What the exercise asks: Find every line below that contains the word "icon" and copy it out.

★ ★ ★ ★ ★ ★ ★

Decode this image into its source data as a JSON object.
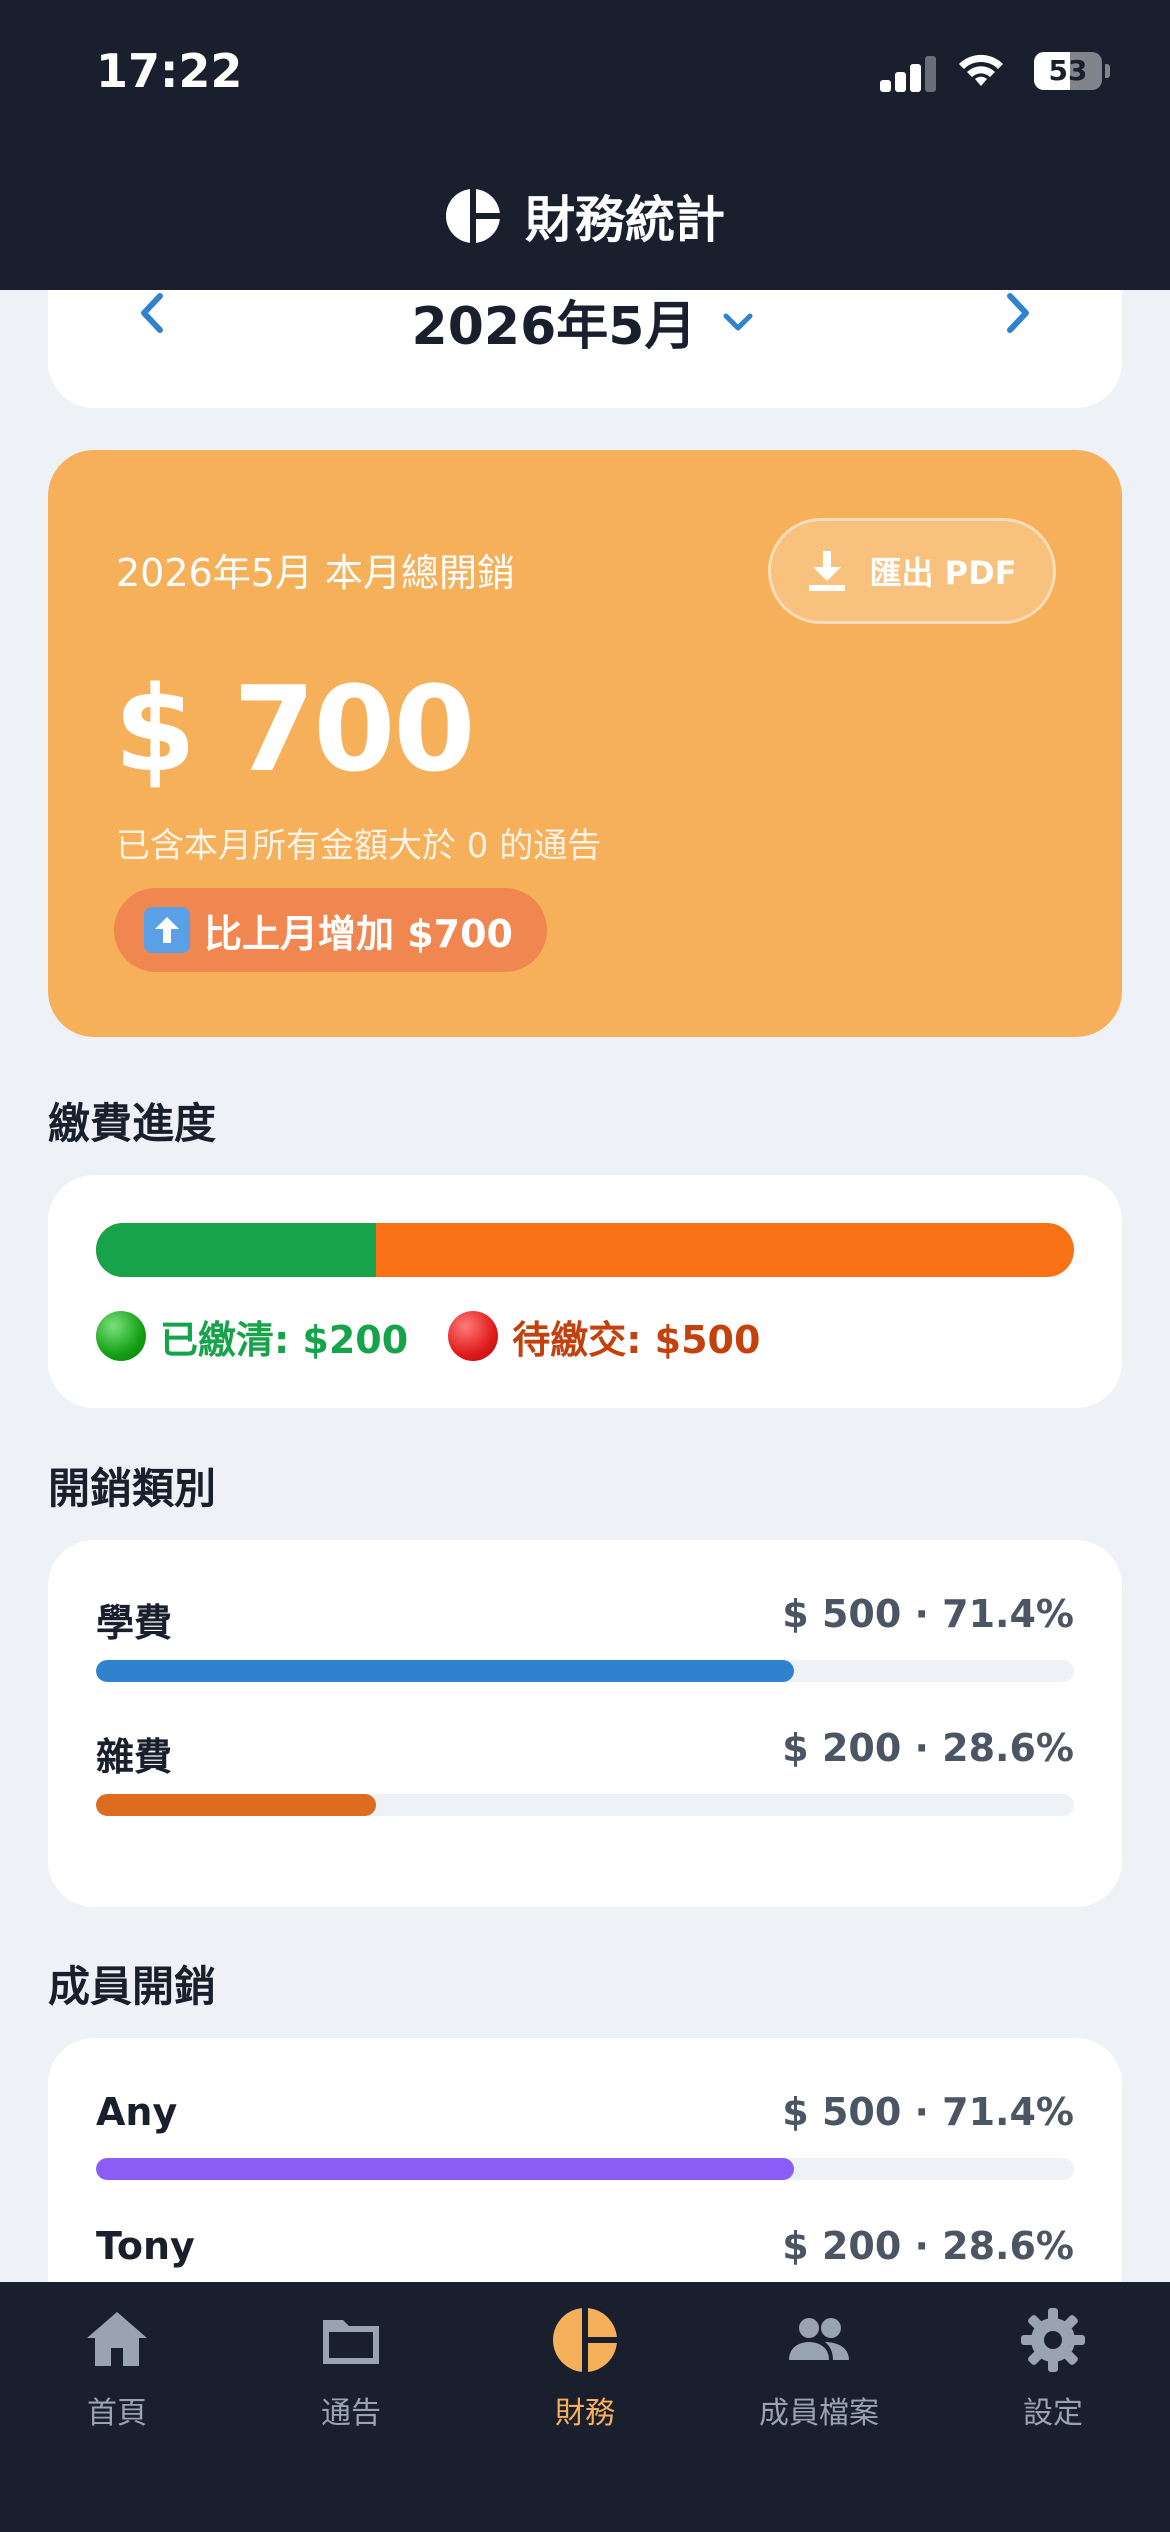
{
  "status_bar": {
    "time": "17:22",
    "battery": "53",
    "battery_level": 0.53
  },
  "header": {
    "title": "財務統計"
  },
  "month_selector": {
    "label": "2026年5月"
  },
  "summary": {
    "period_label": "2026年5月 本月總開銷",
    "export_label": "匯出 PDF",
    "amount": "$ 700",
    "note": "已含本月所有金額大於 0 的通告",
    "compare": "比上月增加 $700"
  },
  "payment_progress": {
    "title": "繳費進度",
    "paid_fraction": 0.286,
    "paid_label": "已繳清: $200",
    "due_label": "待繳交: $500"
  },
  "categories": {
    "title": "開銷類別",
    "items": [
      {
        "name": "學費",
        "value": "$ 500 · 71.4%",
        "fraction": 0.714,
        "color": "#3182ce"
      },
      {
        "name": "雜費",
        "value": "$ 200 · 28.6%",
        "fraction": 0.286,
        "color": "#dd6b20"
      }
    ]
  },
  "members": {
    "title": "成員開銷",
    "items": [
      {
        "name": "Any",
        "value": "$ 500 · 71.4%",
        "fraction": 0.714,
        "color": "#8b5cf6"
      },
      {
        "name": "Tony",
        "value": "$ 200 · 28.6%",
        "fraction": 0.286,
        "color": "#8b5cf6"
      }
    ]
  },
  "tabs": [
    {
      "label": "首頁",
      "icon": "home-icon"
    },
    {
      "label": "通告",
      "icon": "folder-icon"
    },
    {
      "label": "財務",
      "icon": "pie-chart-icon",
      "active": true
    },
    {
      "label": "成員檔案",
      "icon": "people-icon"
    },
    {
      "label": "設定",
      "icon": "gear-icon"
    }
  ],
  "colors": {
    "header_bg": "#1a1f2e",
    "summary_bg": "#f6b05a",
    "paid": "#16a34a",
    "due": "#f97316",
    "accent_blue": "#3182ce",
    "active_tab": "#f6b05a"
  }
}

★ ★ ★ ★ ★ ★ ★

Solution to this exercise:
      "icon": "home-icon"
      "icon": "folder-icon"
      "icon": "pie-chart-icon",
      "icon": "people-icon"
      "icon": "gear-icon"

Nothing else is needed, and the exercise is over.